This paper provides the foundations of a unified cognitive decision-making framework (QulBIT) which is derived from quantum theory. The main advantage of this framework is that it can cater for paradoxical and irrational human decision making. Although quantum approaches for cognition have demonstrated advantages over classical probabilistic approaches and bounded rationality models, they still lack explanatory power. To address this, we introduce a novel explanatory analysis of the decision-maker's belief space. This is achieved by exploiting quantum interference effects as a way of both quantifying and explaining the decision-maker's uncertainty. We detail the main modules of the unified framework, the explanatory analysis method, and illustrate their application in situations violating the Sure Thing Principle.
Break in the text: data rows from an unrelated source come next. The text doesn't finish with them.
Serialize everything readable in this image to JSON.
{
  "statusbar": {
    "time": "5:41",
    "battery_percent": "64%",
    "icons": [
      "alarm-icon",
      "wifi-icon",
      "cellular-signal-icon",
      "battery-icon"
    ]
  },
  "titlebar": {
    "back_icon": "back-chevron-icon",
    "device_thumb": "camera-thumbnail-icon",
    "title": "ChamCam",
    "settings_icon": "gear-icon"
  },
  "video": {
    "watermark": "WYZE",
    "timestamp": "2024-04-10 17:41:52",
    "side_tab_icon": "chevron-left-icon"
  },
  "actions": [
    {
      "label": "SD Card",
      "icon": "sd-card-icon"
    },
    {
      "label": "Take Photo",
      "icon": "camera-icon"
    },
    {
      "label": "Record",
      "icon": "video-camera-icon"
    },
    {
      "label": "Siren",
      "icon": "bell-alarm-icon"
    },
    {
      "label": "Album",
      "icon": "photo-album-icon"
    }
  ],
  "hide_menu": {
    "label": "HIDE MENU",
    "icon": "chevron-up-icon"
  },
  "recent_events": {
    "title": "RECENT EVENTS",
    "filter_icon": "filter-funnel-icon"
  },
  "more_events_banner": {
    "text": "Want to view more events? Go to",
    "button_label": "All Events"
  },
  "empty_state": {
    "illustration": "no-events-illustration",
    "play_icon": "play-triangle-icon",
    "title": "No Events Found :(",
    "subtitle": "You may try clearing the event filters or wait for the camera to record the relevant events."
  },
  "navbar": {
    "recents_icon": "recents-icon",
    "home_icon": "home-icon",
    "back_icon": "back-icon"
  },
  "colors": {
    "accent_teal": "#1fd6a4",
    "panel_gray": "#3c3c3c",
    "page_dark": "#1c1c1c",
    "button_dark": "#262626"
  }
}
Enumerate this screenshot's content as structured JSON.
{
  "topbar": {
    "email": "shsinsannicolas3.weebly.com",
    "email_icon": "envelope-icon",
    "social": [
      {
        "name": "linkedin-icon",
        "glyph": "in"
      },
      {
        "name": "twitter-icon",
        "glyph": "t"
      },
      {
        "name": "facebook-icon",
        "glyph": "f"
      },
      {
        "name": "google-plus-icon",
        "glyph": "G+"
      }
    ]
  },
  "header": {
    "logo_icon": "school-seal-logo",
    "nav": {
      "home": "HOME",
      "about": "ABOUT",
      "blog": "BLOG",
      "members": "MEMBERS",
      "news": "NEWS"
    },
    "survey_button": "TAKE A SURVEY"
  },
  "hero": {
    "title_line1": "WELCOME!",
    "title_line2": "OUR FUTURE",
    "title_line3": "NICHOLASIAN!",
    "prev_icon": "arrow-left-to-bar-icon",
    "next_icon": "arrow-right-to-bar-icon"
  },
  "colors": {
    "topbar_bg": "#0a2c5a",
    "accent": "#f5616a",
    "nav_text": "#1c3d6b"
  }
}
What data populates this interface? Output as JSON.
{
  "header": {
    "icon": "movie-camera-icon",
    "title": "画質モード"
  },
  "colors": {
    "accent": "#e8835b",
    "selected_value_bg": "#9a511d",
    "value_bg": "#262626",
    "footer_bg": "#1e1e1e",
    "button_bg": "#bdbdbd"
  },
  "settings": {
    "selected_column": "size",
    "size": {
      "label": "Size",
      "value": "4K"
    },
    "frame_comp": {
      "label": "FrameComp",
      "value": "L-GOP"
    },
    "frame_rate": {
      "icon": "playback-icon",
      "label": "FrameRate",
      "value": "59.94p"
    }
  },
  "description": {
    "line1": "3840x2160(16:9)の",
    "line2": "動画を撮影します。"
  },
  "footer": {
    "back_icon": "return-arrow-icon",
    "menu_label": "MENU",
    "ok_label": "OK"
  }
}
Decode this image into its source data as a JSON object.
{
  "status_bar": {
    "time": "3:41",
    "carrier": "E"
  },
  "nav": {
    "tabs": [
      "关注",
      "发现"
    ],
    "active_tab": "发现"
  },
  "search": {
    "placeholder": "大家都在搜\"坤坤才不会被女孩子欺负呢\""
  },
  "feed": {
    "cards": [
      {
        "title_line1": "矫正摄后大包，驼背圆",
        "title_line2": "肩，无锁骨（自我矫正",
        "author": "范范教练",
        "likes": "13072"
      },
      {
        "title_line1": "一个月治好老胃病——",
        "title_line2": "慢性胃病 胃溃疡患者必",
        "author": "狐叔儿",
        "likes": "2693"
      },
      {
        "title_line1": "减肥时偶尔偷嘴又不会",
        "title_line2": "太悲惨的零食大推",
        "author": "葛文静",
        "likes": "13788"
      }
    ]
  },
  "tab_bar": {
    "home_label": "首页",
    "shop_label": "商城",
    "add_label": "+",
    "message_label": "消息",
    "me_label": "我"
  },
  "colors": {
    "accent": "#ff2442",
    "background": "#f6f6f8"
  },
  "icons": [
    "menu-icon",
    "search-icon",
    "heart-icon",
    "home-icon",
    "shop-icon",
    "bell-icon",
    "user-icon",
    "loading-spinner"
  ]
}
Algorithmic collusion is an emerging concept in current artificial intelligence age. Whether algorithmic collusion is a creditable threat remains as an argument. In this paper, we propose an algorithm which can extort its human rival to collude in a Cournot duopoly competing market. In experiments, we show that, the algorithm can successfully extorted its human rival and gets higher profit in long run, meanwhile the human rival will fully collude with the algorithm. As a result, the social welfare declines rapidly and stably. Both in theory and in experiment, our work confirms that, algorithmic collusion can be a creditable threat. In application, we hope, the frameworks, the algorithm design as well as the experiment environment illustrated in this work, can be an incubator or a test bed for researchers and policymakers to handle the emerging algorithmic collusion.
Social dilemmas have been regarded as the essence of evolution game theory, in which the prisoner's dilemma game is the most famous metaphor for the problem of cooperation. Recent findings revealed people's behavior violated the Sure Thing Principle in such games. Classic probability methodologies have difficulty explaining the underlying mechanisms of people's behavior. In this paper, a novel quantum-like Bayesian Network was proposed to accommodate the paradoxical phenomenon. The special network can take interference into consideration, which is likely to be an efficient way to describe the underlying mechanism. With the assistance of belief entropy, named as Deng entropy, the paper proposes Belief Distance to render the model practical. Tested with empirical data, the proposed model is proved to be predictable and effective.
Evolutionary game theory focuses on the fitness differences between simple discrete or probabilistic strategies to explain the evolution of particular decision-making behavior within strategic situations. Although this approach has provided substantial insights into the presence of fairness or generosity in gift-giving games, it does not fully resolve the question of which cognitive mechanisms are required to produce the choices observed in experiments. One such mechanism that humans have acquired, is the capacity to anticipate. Prior work showed that forward-looking behavior, using a recurrent neural network to model the cognitive mechanism, are essential to produce the actions of human participants in behavioral experiments. In this paper, we evaluate whether this conclusion extends also to gift-giving games, more concretely, to a game that combines the dictator game with a partner selection process. The recurrent neural network model used here for dictators, allows them to reason about a best response to past actions of the receivers (reactive model) or to decide which action will lead to a more successful outcome in the future (anticipatory model). We show for both models the decision dynamics while training, as well as the average behavior. We find that the anticipatory model is the only one capable of accounting for changes in the context of the game, a behavior also observed in experiments, expanding previous conclusions to this more sophisticated game.